___ Raw data
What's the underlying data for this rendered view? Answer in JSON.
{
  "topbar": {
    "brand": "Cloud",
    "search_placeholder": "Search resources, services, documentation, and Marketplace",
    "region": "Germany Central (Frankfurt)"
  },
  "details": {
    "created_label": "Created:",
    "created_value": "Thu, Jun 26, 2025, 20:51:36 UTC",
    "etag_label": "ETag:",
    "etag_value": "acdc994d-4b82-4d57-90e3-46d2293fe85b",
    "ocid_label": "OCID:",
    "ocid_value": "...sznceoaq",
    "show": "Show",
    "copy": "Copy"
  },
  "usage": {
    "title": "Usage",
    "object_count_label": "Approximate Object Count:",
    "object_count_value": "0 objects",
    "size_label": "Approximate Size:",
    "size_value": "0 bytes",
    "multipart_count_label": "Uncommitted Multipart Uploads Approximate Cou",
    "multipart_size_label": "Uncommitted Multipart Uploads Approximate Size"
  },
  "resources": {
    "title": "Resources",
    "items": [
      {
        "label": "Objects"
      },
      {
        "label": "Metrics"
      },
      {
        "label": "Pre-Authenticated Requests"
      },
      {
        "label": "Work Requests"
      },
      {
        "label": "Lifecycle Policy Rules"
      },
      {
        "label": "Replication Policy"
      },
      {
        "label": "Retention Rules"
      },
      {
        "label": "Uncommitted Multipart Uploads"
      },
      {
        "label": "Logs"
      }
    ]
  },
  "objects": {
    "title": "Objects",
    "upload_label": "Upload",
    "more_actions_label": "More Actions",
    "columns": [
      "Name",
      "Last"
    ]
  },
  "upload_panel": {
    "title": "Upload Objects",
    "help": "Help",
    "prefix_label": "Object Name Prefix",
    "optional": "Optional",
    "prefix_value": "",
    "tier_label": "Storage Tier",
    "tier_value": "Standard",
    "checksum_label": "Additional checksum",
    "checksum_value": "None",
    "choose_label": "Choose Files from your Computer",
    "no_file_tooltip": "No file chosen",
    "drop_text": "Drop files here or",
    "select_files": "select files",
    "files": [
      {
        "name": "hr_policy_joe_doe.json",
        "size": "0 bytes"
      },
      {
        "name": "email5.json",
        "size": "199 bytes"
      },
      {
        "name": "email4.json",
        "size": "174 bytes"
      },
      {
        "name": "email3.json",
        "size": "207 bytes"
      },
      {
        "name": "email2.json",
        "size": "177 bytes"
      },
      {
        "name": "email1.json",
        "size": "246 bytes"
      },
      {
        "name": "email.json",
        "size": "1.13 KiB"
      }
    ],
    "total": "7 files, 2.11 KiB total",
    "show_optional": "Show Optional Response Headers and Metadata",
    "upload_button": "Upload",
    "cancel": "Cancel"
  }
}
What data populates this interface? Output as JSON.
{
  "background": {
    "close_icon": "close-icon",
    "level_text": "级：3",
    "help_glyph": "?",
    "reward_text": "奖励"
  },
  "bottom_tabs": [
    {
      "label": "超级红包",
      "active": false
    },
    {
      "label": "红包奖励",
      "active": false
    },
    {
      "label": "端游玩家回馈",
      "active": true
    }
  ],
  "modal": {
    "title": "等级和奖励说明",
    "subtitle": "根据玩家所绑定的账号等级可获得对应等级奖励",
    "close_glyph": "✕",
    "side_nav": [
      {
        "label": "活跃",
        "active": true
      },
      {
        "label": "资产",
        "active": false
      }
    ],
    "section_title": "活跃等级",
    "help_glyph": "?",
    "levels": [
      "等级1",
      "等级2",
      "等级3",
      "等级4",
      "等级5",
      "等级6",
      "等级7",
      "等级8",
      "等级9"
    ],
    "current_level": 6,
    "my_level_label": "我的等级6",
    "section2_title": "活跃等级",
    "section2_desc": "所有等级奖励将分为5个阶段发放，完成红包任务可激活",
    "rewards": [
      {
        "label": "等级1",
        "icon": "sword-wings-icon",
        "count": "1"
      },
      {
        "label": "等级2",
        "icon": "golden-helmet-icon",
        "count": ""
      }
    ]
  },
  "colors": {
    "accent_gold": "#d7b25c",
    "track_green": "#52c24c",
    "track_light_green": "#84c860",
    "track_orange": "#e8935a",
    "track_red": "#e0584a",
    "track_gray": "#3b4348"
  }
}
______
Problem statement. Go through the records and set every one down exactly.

Written solution.
What's the underlying data for this rendered view? Answer in JSON.
{
  "topbar": {
    "brand": "Cloud",
    "search_placeholder": "Search resources, services, documentation, and Marketplace",
    "region": "Germany Central (Frankfurt)"
  },
  "details": {
    "created_label": "Created:",
    "created_value": "Thu, Jun 26, 2025, 20:51:36 UTC",
    "etag_label": "ETag:",
    "etag_value": "acdc994d-4b82-4d57-90e3-46d2293fe85b",
    "ocid_label": "OCID:",
    "ocid_value": "...sznceoaq",
    "show": "Show",
    "copy": "Copy"
  },
  "usage": {
    "title": "Usage",
    "object_count_label": "Approximate Object Count:",
    "object_count_value": "0 objects",
    "size_label": "Approximate Size:",
    "size_value": "0 bytes",
    "multipart_count_label": "Uncommitted Multipart Uploads Approximate Cou",
    "multipart_size_label": "Uncommitted Multipart Uploads Approximate Size"
  },
  "resources": {
    "title": "Resources",
    "items": [
      {
        "label": "Objects"
      },
      {
        "label": "Metrics"
      },
      {
        "label": "Pre-Authenticated Requests"
      },
      {
        "label": "Work Requests"
      },
      {
        "label": "Lifecycle Policy Rules"
      },
      {
        "label": "Replication Policy"
      },
      {
        "label": "Retention Rules"
      },
      {
        "label": "Uncommitted Multipart Uploads"
      },
      {
        "label": "Logs"
      }
    ]
  },
  "objects": {
    "title": "Objects",
    "upload_label": "Upload",
    "more_actions_label": "More Actions",
    "columns": [
      "Name",
      "Last"
    ]
  },
  "upload_panel": {
    "title": "Upload Objects",
    "help": "Help",
    "prefix_label": "Object Name Prefix",
    "optional": "Optional",
    "prefix_value": "",
    "tier_label": "Storage Tier",
    "tier_value": "Standard",
    "checksum_label": "Additional checksum",
    "checksum_value": "None",
    "choose_label": "Choose Files from your Computer",
    "no_file_tooltip": "No file chosen",
    "drop_text": "Drop files here or",
    "select_files": "select files",
    "files": [
      {
        "name": "hr_policy_joe_doe.json",
        "size": "0 bytes"
      },
      {
        "name": "email5.json",
        "size": "199 bytes"
      },
      {
        "name": "email4.json",
        "size": "174 bytes"
      },
      {
        "name": "email3.json",
        "size": "207 bytes"
      },
      {
        "name": "email2.json",
        "size": "177 bytes"
      },
      {
        "name": "email1.json",
        "size": "246 bytes"
      },
      {
        "name": "email.json",
        "size": "1.13 KiB"
      }
    ],
    "total": "7 files, 2.11 KiB total",
    "show_optional": "Show Optional Response Headers and Metadata",
    "upload_button": "Upload",
    "cancel": "Cancel"
  }
}
What data populates this interface? Output as JSON.
{
  "background": {
    "close_icon": "close-icon",
    "level_text": "级：3",
    "help_glyph": "?",
    "reward_text": "奖励"
  },
  "bottom_tabs": [
    {
      "label": "超级红包",
      "active": false
    },
    {
      "label": "红包奖励",
      "active": false
    },
    {
      "label": "端游玩家回馈",
      "active": true
    }
  ],
  "modal": {
    "title": "等级和奖励说明",
    "subtitle": "根据玩家所绑定的账号等级可获得对应等级奖励",
    "close_glyph": "✕",
    "side_nav": [
      {
        "label": "活跃",
        "active": true
      },
      {
        "label": "资产",
        "active": false
      }
    ],
    "section_title": "活跃等级",
    "help_glyph": "?",
    "levels": [
      "等级1",
      "等级2",
      "等级3",
      "等级4",
      "等级5",
      "等级6",
      "等级7",
      "等级8",
      "等级9"
    ],
    "current_level": 6,
    "my_level_label": "我的等级6",
    "section2_title": "活跃等级",
    "section2_desc": "所有等级奖励将分为5个阶段发放，完成红包任务可激活",
    "rewards": [
      {
        "label": "等级1",
        "icon": "sword-wings-icon",
        "count": "1"
      },
      {
        "label": "等级2",
        "icon": "golden-helmet-icon",
        "count": ""
      }
    ]
  },
  "colors": {
    "accent_gold": "#d7b25c",
    "track_green": "#52c24c",
    "track_light_green": "#84c860",
    "track_orange": "#e8935a",
    "track_red": "#e0584a",
    "track_gray": "#3b4348"
  }
}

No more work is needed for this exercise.